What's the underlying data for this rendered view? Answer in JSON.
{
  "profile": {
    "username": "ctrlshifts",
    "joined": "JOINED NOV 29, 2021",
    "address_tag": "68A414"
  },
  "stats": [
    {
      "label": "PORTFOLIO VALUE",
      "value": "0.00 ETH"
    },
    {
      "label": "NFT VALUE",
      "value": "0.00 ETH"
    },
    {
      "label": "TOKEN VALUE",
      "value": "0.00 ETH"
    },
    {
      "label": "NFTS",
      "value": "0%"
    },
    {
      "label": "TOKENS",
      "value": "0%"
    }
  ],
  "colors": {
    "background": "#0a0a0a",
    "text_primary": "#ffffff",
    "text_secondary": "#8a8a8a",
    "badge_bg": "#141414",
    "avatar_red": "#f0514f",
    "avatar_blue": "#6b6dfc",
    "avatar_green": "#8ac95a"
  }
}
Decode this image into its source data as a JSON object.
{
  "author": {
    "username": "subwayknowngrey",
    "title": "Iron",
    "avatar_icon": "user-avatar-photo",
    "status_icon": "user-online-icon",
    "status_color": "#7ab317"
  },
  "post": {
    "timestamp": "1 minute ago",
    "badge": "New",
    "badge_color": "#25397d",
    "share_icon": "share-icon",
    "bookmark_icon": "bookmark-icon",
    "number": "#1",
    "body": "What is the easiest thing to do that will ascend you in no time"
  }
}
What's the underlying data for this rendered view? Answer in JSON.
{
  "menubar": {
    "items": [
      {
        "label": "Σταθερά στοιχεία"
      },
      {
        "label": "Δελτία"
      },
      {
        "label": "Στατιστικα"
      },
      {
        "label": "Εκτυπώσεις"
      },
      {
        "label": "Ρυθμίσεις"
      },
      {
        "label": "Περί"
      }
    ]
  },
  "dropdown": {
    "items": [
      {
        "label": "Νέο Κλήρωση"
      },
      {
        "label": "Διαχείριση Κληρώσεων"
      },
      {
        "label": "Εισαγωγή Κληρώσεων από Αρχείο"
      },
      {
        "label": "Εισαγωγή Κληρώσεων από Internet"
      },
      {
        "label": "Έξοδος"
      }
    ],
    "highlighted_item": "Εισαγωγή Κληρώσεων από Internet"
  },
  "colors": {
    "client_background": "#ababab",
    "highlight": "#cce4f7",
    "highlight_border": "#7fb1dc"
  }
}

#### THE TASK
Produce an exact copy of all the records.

#### SOLUTION FOR THIS TASK
What's the underlying data for this rendered view? Answer in JSON.
{
  "profile": {
    "username": "ctrlshifts",
    "joined": "JOINED NOV 29, 2021",
    "address_tag": "68A414"
  },
  "stats": [
    {
      "label": "PORTFOLIO VALUE",
      "value": "0.00 ETH"
    },
    {
      "label": "NFT VALUE",
      "value": "0.00 ETH"
    },
    {
      "label": "TOKEN VALUE",
      "value": "0.00 ETH"
    },
    {
      "label": "NFTS",
      "value": "0%"
    },
    {
      "label": "TOKENS",
      "value": "0%"
    }
  ],
  "colors": {
    "background": "#0a0a0a",
    "text_primary": "#ffffff",
    "text_secondary": "#8a8a8a",
    "badge_bg": "#141414",
    "avatar_red": "#f0514f",
    "avatar_blue": "#6b6dfc",
    "avatar_green": "#8ac95a"
  }
}
Decode this image into its source data as a JSON object.
{
  "author": {
    "username": "subwayknowngrey",
    "title": "Iron",
    "avatar_icon": "user-avatar-photo",
    "status_icon": "user-online-icon",
    "status_color": "#7ab317"
  },
  "post": {
    "timestamp": "1 minute ago",
    "badge": "New",
    "badge_color": "#25397d",
    "share_icon": "share-icon",
    "bookmark_icon": "bookmark-icon",
    "number": "#1",
    "body": "What is the easiest thing to do that will ascend you in no time"
  }
}
What's the underlying data for this rendered view? Answer in JSON.
{
  "menubar": {
    "items": [
      {
        "label": "Σταθερά στοιχεία"
      },
      {
        "label": "Δελτία"
      },
      {
        "label": "Στατιστικα"
      },
      {
        "label": "Εκτυπώσεις"
      },
      {
        "label": "Ρυθμίσεις"
      },
      {
        "label": "Περί"
      }
    ]
  },
  "dropdown": {
    "items": [
      {
        "label": "Νέο Κλήρωση"
      },
      {
        "label": "Διαχείριση Κληρώσεων"
      },
      {
        "label": "Εισαγωγή Κληρώσεων από Αρχείο"
      },
      {
        "label": "Εισαγωγή Κληρώσεων από Internet"
      },
      {
        "label": "Έξοδος"
      }
    ],
    "highlighted_item": "Εισαγωγή Κληρώσεων από Internet"
  },
  "colors": {
    "client_background": "#ababab",
    "highlight": "#cce4f7",
    "highlight_border": "#7fb1dc"
  }
}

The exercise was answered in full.